**About this task**: Could you write out the records below exactly, without omitting a line?

(Website and app data records)
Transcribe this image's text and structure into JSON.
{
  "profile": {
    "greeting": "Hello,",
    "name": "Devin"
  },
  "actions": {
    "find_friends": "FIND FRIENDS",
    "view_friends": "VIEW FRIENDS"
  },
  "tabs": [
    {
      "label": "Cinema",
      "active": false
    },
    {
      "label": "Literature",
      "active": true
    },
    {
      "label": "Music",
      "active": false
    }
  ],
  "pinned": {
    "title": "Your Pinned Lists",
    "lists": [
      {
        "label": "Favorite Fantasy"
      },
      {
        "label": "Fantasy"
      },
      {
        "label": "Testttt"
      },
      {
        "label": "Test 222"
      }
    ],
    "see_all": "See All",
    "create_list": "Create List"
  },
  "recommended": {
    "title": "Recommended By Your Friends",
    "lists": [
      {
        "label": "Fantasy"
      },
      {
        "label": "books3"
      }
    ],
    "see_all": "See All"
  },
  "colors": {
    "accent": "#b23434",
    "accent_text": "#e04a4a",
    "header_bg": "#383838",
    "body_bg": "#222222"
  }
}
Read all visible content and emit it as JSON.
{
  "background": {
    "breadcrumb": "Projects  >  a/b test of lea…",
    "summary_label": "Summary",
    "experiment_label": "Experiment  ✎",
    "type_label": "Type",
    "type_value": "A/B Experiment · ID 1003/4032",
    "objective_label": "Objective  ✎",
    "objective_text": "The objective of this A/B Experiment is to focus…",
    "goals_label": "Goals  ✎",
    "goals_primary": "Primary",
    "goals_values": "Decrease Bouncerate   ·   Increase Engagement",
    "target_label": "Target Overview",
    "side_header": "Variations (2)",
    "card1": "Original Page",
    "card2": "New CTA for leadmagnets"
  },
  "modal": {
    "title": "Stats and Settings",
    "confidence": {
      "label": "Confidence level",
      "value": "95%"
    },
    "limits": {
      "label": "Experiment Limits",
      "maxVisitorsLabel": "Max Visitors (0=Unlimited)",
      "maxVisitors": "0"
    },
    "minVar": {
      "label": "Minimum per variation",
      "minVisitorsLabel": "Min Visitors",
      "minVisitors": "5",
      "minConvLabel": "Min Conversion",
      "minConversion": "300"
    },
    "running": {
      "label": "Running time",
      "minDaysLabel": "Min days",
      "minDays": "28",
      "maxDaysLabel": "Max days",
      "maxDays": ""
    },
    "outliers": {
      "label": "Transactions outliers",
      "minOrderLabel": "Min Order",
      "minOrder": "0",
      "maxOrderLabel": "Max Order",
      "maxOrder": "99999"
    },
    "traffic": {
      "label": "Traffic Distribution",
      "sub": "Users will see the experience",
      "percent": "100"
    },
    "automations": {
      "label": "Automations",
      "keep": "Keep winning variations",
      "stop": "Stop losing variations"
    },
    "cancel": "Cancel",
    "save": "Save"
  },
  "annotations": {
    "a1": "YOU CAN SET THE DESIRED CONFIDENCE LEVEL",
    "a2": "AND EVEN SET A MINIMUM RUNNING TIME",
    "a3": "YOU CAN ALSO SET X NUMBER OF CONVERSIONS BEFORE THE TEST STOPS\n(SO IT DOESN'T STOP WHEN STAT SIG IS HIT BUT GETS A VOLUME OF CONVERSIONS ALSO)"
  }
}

**Worked solution**:
Transcribe this image's text and structure into JSON.
{
  "profile": {
    "greeting": "Hello,",
    "name": "Devin"
  },
  "actions": {
    "find_friends": "FIND FRIENDS",
    "view_friends": "VIEW FRIENDS"
  },
  "tabs": [
    {
      "label": "Cinema",
      "active": false
    },
    {
      "label": "Literature",
      "active": true
    },
    {
      "label": "Music",
      "active": false
    }
  ],
  "pinned": {
    "title": "Your Pinned Lists",
    "lists": [
      {
        "label": "Favorite Fantasy"
      },
      {
        "label": "Fantasy"
      },
      {
        "label": "Testttt"
      },
      {
        "label": "Test 222"
      }
    ],
    "see_all": "See All",
    "create_list": "Create List"
  },
  "recommended": {
    "title": "Recommended By Your Friends",
    "lists": [
      {
        "label": "Fantasy"
      },
      {
        "label": "books3"
      }
    ],
    "see_all": "See All"
  },
  "colors": {
    "accent": "#b23434",
    "accent_text": "#e04a4a",
    "header_bg": "#383838",
    "body_bg": "#222222"
  }
}
Read all visible content and emit it as JSON.
{
  "background": {
    "breadcrumb": "Projects  >  a/b test of lea…",
    "summary_label": "Summary",
    "experiment_label": "Experiment  ✎",
    "type_label": "Type",
    "type_value": "A/B Experiment · ID 1003/4032",
    "objective_label": "Objective  ✎",
    "objective_text": "The objective of this A/B Experiment is to focus…",
    "goals_label": "Goals  ✎",
    "goals_primary": "Primary",
    "goals_values": "Decrease Bouncerate   ·   Increase Engagement",
    "target_label": "Target Overview",
    "side_header": "Variations (2)",
    "card1": "Original Page",
    "card2": "New CTA for leadmagnets"
  },
  "modal": {
    "title": "Stats and Settings",
    "confidence": {
      "label": "Confidence level",
      "value": "95%"
    },
    "limits": {
      "label": "Experiment Limits",
      "maxVisitorsLabel": "Max Visitors (0=Unlimited)",
      "maxVisitors": "0"
    },
    "minVar": {
      "label": "Minimum per variation",
      "minVisitorsLabel": "Min Visitors",
      "minVisitors": "5",
      "minConvLabel": "Min Conversion",
      "minConversion": "300"
    },
    "running": {
      "label": "Running time",
      "minDaysLabel": "Min days",
      "minDays": "28",
      "maxDaysLabel": "Max days",
      "maxDays": ""
    },
    "outliers": {
      "label": "Transactions outliers",
      "minOrderLabel": "Min Order",
      "minOrder": "0",
      "maxOrderLabel": "Max Order",
      "maxOrder": "99999"
    },
    "traffic": {
      "label": "Traffic Distribution",
      "sub": "Users will see the experience",
      "percent": "100"
    },
    "automations": {
      "label": "Automations",
      "keep": "Keep winning variations",
      "stop": "Stop losing variations"
    },
    "cancel": "Cancel",
    "save": "Save"
  },
  "annotations": {
    "a1": "YOU CAN SET THE DESIRED CONFIDENCE LEVEL",
    "a2": "AND EVEN SET A MINIMUM RUNNING TIME",
    "a3": "YOU CAN ALSO SET X NUMBER OF CONVERSIONS BEFORE THE TEST STOPS\n(SO IT DOESN'T STOP WHEN STAT SIG IS HIT BUT GETS A VOLUME OF CONVERSIONS ALSO)"
  }
}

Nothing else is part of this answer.